The R03 project described here focuses on a naturally occurring p53 isoform, called ?Np53, with well- established links to mammalian aging. The ?Np53 isoform was first characterized with mouse knock-in studies. Expression of ?Np53 together with WTp53 caused accelerated aging, accompanied by age-related pathologies such as osteoporosis and memory loss. Importantly, expression with WTp53 is required for the accelerated aging phenotype, indicating that mixed ?Np53:WTp53 tetramers are essential. This presents a significant barrier to understanding how ?Np53 specifically affects cellular function, because co-expression of ?Np53 and WTp53 will result in tetramer heterogeneity, including formation of native, WTp53 tetramers. To circumvent this problem, we expressed ?Np53:WTp53 as a single transcript that ensured a 2:2 stoichiometry (?Np53:WTp53) within the tetramer. This circumvented confounding issues associated with DNp53 and WTp53 co-expression and allowed clear delineation between cellular effects triggered by WTp53 vs. DNp53:WTp53. In a proof of concept study (published 2013), we confirmed that this tethering strategy would yield reliable, biologically relevant data. The experiments were done in p53-null H1299 cells and p53 expression (WTp53, DNp53:WTp53, or WTp53:WTp53) was induced by transient transfection. After normalization for total p53 protein levels, gene expression changes were assessed using microarrays, which measure steady-state mRNA levels, and comparative metabolomics experiments were completed. We now seek to employ more rigorous and informative next generation methods to address how the naturally occurring DNp53 isoform alters WTp53 function. Instead of transfection into p53-null cells, we will use genome-edited CRISPR- Cas9 knock-in cell lines (MCF10a, which normally express WTp53) in which DNp53:WTp53, WTp53:WTp53, or WTp53 (control) have been inserted into the native TP53 locus. Instead of microarrays, steady-state mRNA levels will be assessed with RNA-Seq (Aim 2), and we will assess global transcriptional changes using PRO- Seq (Aim 1)?which directly and precisely measures nascent transcription?and assess potential changes in p53 genomic occupancy using ChIP-Seq (Aim 1). One shared method (i.e. used in the 2013 study and also proposed here) will be the metabolomics analyses (Aim 2), which will be completed by Metabolon Inc., as before. In addition to application of cutting-edge methods and our innovative strategy to define the biological effects of DNp53 specifically, a key aspect of this study is chronic, yet transient induction of p53 over time (Aim 2). Brief periods of cell stress (i.e. p53 induction) have been shown to elevate human ?Np53 protein levels, and such transient increases are a basic feature in our experimental design.
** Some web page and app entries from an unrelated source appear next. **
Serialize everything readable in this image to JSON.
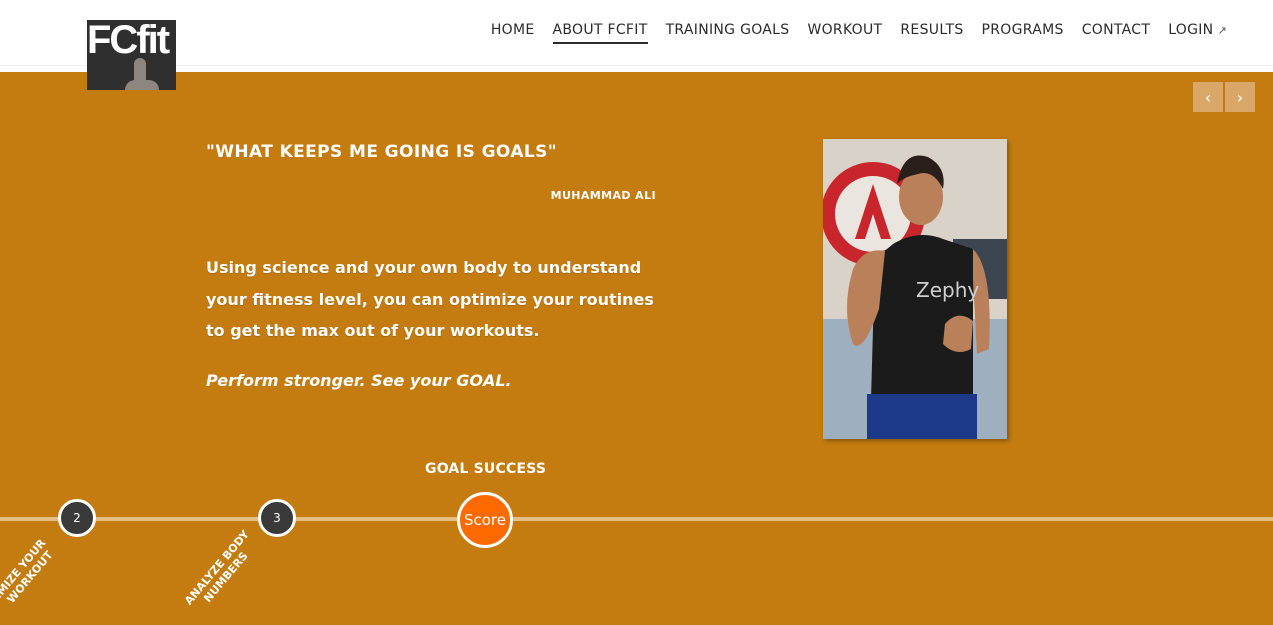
{
  "logo": {
    "text": "FCfit"
  },
  "nav": {
    "items": [
      {
        "label": "HOME",
        "active": false
      },
      {
        "label": "ABOUT FCFIT",
        "active": true
      },
      {
        "label": "TRAINING GOALS",
        "active": false
      },
      {
        "label": "WORKOUT",
        "active": false
      },
      {
        "label": "RESULTS",
        "active": false
      },
      {
        "label": "PROGRAMS",
        "active": false
      },
      {
        "label": "CONTACT",
        "active": false
      },
      {
        "label": "LOGIN",
        "active": false,
        "icon": "external-link-icon"
      }
    ]
  },
  "slider": {
    "prev_icon": "chevron-left-icon",
    "next_icon": "chevron-right-icon",
    "prev_glyph": "‹",
    "next_glyph": "›"
  },
  "hero": {
    "quote": "\"WHAT KEEPS ME GOING IS GOALS\"",
    "author": "MUHAMMAD ALI",
    "body": "Using science and your own body to understand your fitness level, you can optimize your routines to get the max out of your workouts.",
    "tagline": "Perform stronger. See your GOAL.",
    "photo_shirt_text": "Zephy"
  },
  "timeline": {
    "goal_label": "GOAL SUCCESS",
    "steps": [
      {
        "number": "2",
        "label": "IMIZE YOUR\nWORKOUT"
      },
      {
        "number": "3",
        "label": "ANALYZE BODY\nNUMBERS"
      }
    ],
    "score_label": "Score"
  },
  "colors": {
    "hero_bg": "#c47b0f",
    "score": "#ff6a00",
    "step": "#3a3a3a",
    "timeline": "#e5be86",
    "arrow_btn": "#d9a868"
  }
}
If successful, these studies will identify key transcriptional and/or metabolic pathways that are altered by DNp53:WTp53 expression. Given its established links to mammalian aging, this targeted project may reveal basic mechanisms by which DNp53 (a naturally occurring isoform) might help regulate normal, physiological aging.
Thisprojectinvolvesastudyofanaturallyoccurringisoformofaproteincalledp53,whichplaysfundamental roles in human development and mammalian aging. The p53 isoform we are studying (called D?Np53) is elevated during stress and likely contributes to normal physiological aging. We will use a combination of cutting-edge approachesand reagentsto identify howD?Np53 alters thefunction of p53in human cells;? we anticipate the changes that we identify will be representative of basic molecular mechanisms that underlie humanaging,whichmanifestovertime.